Guest post by Nancy K. Eberhardt:
Honest, purposeful, and respectful communication is one of the most effective leadership skills, yet CEOs who promote a culture of candor are still uncommon in business today. With an increased demand for transparency, building trust through authenticity is more critical than ever for individuals and organizations to keep their competitive edge. Here are four techniques that will help open the lines of communication with team members, and across your organization, to encourage valuable idea generation and information sharing:1. Avoid the Feedback Sandwich - When giving a performance evaluation where development is needed, do you typically start with what your employee does well, followed by areas for improvement, and wrap up with what you like about their work? At best, this approach can be confusing, leaving your employee focused only on the positives and missing the areas to be developed altogether. For the best results, it’s always best to provide honest feedback with clear direction on expectations. Keep in mind, direct feedback should be respectful, without ridicule, demeaning, or humiliation.

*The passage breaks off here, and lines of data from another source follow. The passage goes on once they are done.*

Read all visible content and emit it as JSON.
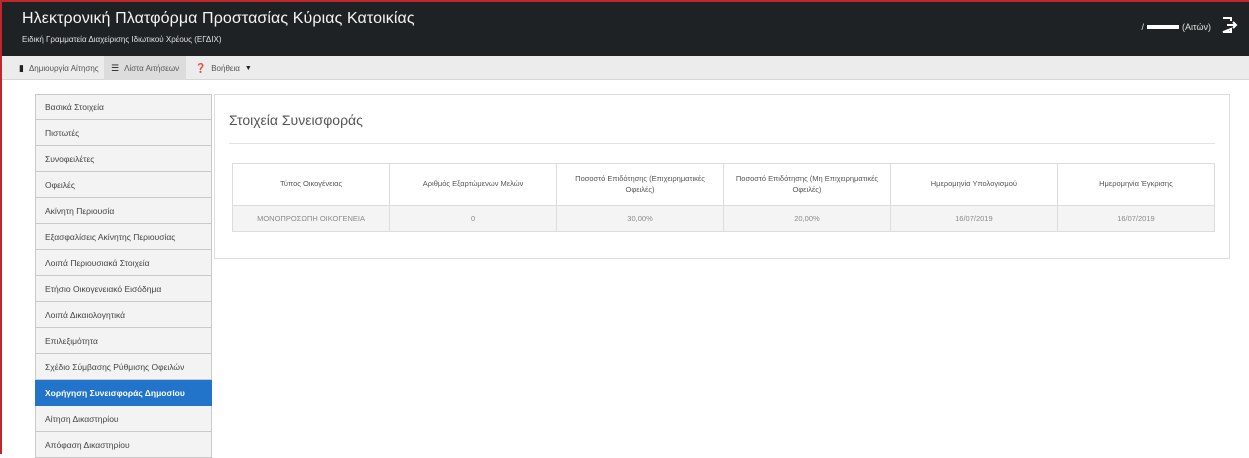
{
  "header": {
    "title": "Ηλεκτρονική Πλατφόρμα Προστασίας Κύριας Κατοικίας",
    "subtitle": "Ειδική Γραμματεία Διαχείρισης Ιδιωτικού Χρέους (ΕΓΔΙΧ)",
    "user_separator": "/",
    "user_role": "(Αιτών)",
    "logout_icon": "logout-icon"
  },
  "nav": {
    "items": [
      {
        "label": "Δημιουργία Αίτησης",
        "icon": "document-icon"
      },
      {
        "label": "Λίστα Αιτήσεων",
        "icon": "list-icon"
      },
      {
        "label": "Βοήθεια",
        "icon": "help-icon"
      }
    ]
  },
  "sidebar": {
    "items": [
      {
        "label": "Βασικά Στοιχεία"
      },
      {
        "label": "Πιστωτές"
      },
      {
        "label": "Συνοφειλέτες"
      },
      {
        "label": "Οφειλές"
      },
      {
        "label": "Ακίνητη Περιουσία"
      },
      {
        "label": "Εξασφαλίσεις Ακίνητης Περιουσίας"
      },
      {
        "label": "Λοιπά Περιουσιακά Στοιχεία"
      },
      {
        "label": "Ετήσιο Οικογενειακό Εισόδημα"
      },
      {
        "label": "Λοιπά Δικαιολογητικά"
      },
      {
        "label": "Επιλεξιμότητα"
      },
      {
        "label": "Σχέδιο Σύμβασης Ρύθμισης Οφειλών"
      },
      {
        "label": "Χορήγηση Συνεισφοράς Δημοσίου",
        "active": true
      },
      {
        "label": "Αίτηση Δικαστηρίου"
      },
      {
        "label": "Απόφαση Δικαστηρίου"
      }
    ]
  },
  "main": {
    "heading": "Στοιχεία Συνεισφοράς",
    "table": {
      "headers": [
        "Τύπος Οικογένειας",
        "Αριθμός Εξαρτώμενων Μελών",
        "Ποσοστό Επιδότησης (Επιχειρηματικές Οφειλές)",
        "Ποσοστό Επιδότησης (Μη Επιχειρηματικές Οφειλές)",
        "Ημερομηνία Υπολογισμού",
        "Ημερομηνία Έγκρισης"
      ],
      "rows": [
        [
          "ΜΟΝΟΠΡΟΣΩΠΗ ΟΙΚΟΓΕΝΕΙΑ",
          "0",
          "30,00%",
          "20,00%",
          "16/07/2019",
          "16/07/2019"
        ]
      ]
    }
  },
  "colors": {
    "header_bg": "#1f2224",
    "accent": "#2174c9",
    "frame_border": "#c0272d"
  }
}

2. Listen More – No Need to Get Defensive - As a leader, do you get defensive when someone disagrees with you, or are you open to other ideas and approaches? When communicating, listening is just as important as speaking, perhaps even more so. Information is king and by listening, you have the opportunity to gain valuable perspectives about what’s working and what’s not. It helps to have all of the facts to make the best decision possible.3. Don’t Be a People Pleaser - We all want to be liked, but as the boss, we know that’s not always possible. Our job is to be respectful, yet also direct, clear, and purposeful. As a supervisor, if we try to “manage” other people’s feelings, we are not being effective. When you are honest with someone, you honor them. The key is to give honest feedback - both positive and negative - in a respectful manner. How it’s received is up to the recipient. Realize that we won’t please everyone all of the time, but being relied upon to be truthful with the company’s and your team’s best interest in mind will help to build trust and gain their respect.

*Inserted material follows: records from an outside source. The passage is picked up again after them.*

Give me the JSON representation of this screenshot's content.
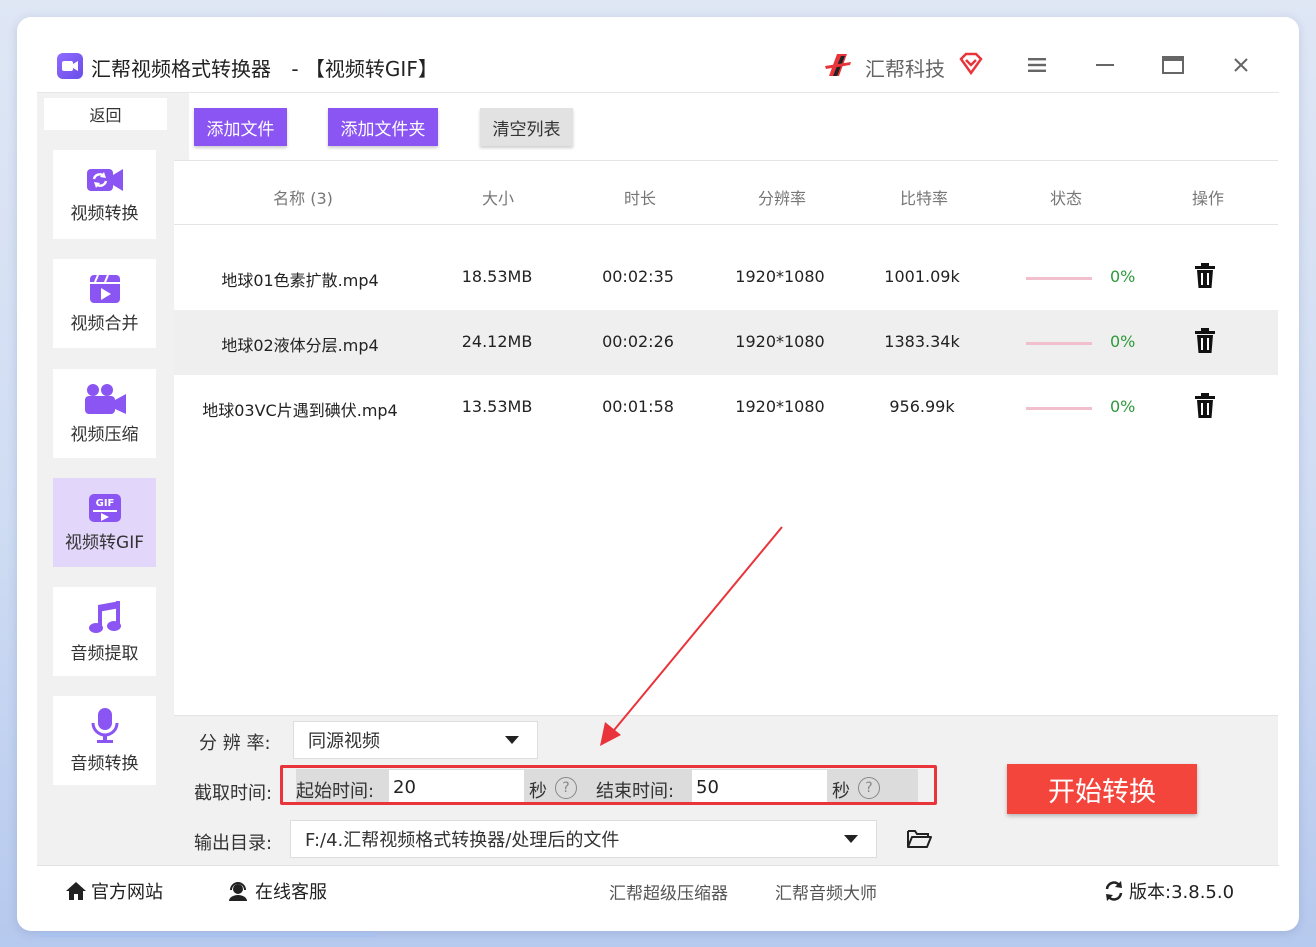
{
  "app": {
    "title": "汇帮视频格式转换器",
    "subtitle": " - 【视频转GIF】",
    "brand": "汇帮科技"
  },
  "sidebar": {
    "back_label": "返回",
    "items": [
      {
        "label": "视频转换",
        "icon": "video-convert-icon"
      },
      {
        "label": "视频合并",
        "icon": "video-merge-icon"
      },
      {
        "label": "视频压缩",
        "icon": "video-compress-icon"
      },
      {
        "label": "视频转GIF",
        "icon": "gif-icon",
        "active": true
      },
      {
        "label": "音频提取",
        "icon": "music-note-icon"
      },
      {
        "label": "音频转换",
        "icon": "microphone-icon"
      }
    ]
  },
  "toolbar": {
    "add_file": "添加文件",
    "add_folder": "添加文件夹",
    "clear_list": "清空列表"
  },
  "table": {
    "headers": [
      "名称 (3)",
      "大小",
      "时长",
      "分辨率",
      "比特率",
      "状态",
      "操作"
    ],
    "rows": [
      {
        "name": "地球01色素扩散.mp4",
        "size": "18.53MB",
        "duration": "00:02:35",
        "resolution": "1920*1080",
        "bitrate": "1001.09k",
        "progress": 0,
        "status": "0%"
      },
      {
        "name": "地球02液体分层.mp4",
        "size": "24.12MB",
        "duration": "00:02:26",
        "resolution": "1920*1080",
        "bitrate": "1383.34k",
        "progress": 0,
        "status": "0%"
      },
      {
        "name": "地球03VC片遇到碘伏.mp4",
        "size": "13.53MB",
        "duration": "00:01:58",
        "resolution": "1920*1080",
        "bitrate": "956.99k",
        "progress": 0,
        "status": "0%"
      }
    ]
  },
  "settings": {
    "resolution_label": "分 辨 率:",
    "resolution_value": "同源视频",
    "clip_label": "截取时间:",
    "start_label": "起始时间:",
    "start_value": "20",
    "end_label": "结束时间:",
    "end_value": "50",
    "seconds_unit": "秒",
    "help_glyph": "?",
    "output_label": "输出目录:",
    "output_value": "F:/4.汇帮视频格式转换器/处理后的文件",
    "start_button": "开始转换"
  },
  "footer": {
    "website": "官方网站",
    "support": "在线客服",
    "link1": "汇帮超级压缩器",
    "link2": "汇帮音频大师",
    "version": "版本:3.8.5.0"
  },
  "colors": {
    "accent": "#8a55f2",
    "active_nav": "#e2d7fb",
    "start_button": "#f4453d",
    "progress_status": "#2e9a3a",
    "annotation": "#e8343a"
  }
}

4. Be Honest with Yourself - As a leader, we spend the majority of our time developing strategy and managing others. However, looking inward is just as important. Do you regularly consider your own performance? What can you do to be more effective? Do you ask for feedback on how to improve? Is everyone on board with a clear vision and specific objectives? By acknowledging your areas for growth, you encourage others to do the same.To be an authentic leader, you must create a culture of candor—communicating with honesty, clarity, purpose, and respect—to heighten credibility, inspire, and engage.
Nancy K. Eberhardt, President and CEO, Pathwise Partners is a Gazelles™ certified Executive Coach and consultant for CEOs, entrepreneurs, and boards. She is an expert in fostering authentic conversation, mutual respect, and new possibilities for breakthrough results, and author of the recent book, Uncommon Candor: A Leader's Guide To Straight Talk. Uncommon Candor: A Leaders Guide to Straight Talk. To learn more about how communicating with candor can help you achieve greater results, visit Pathwise Partners or contact Nancy at neberhardt@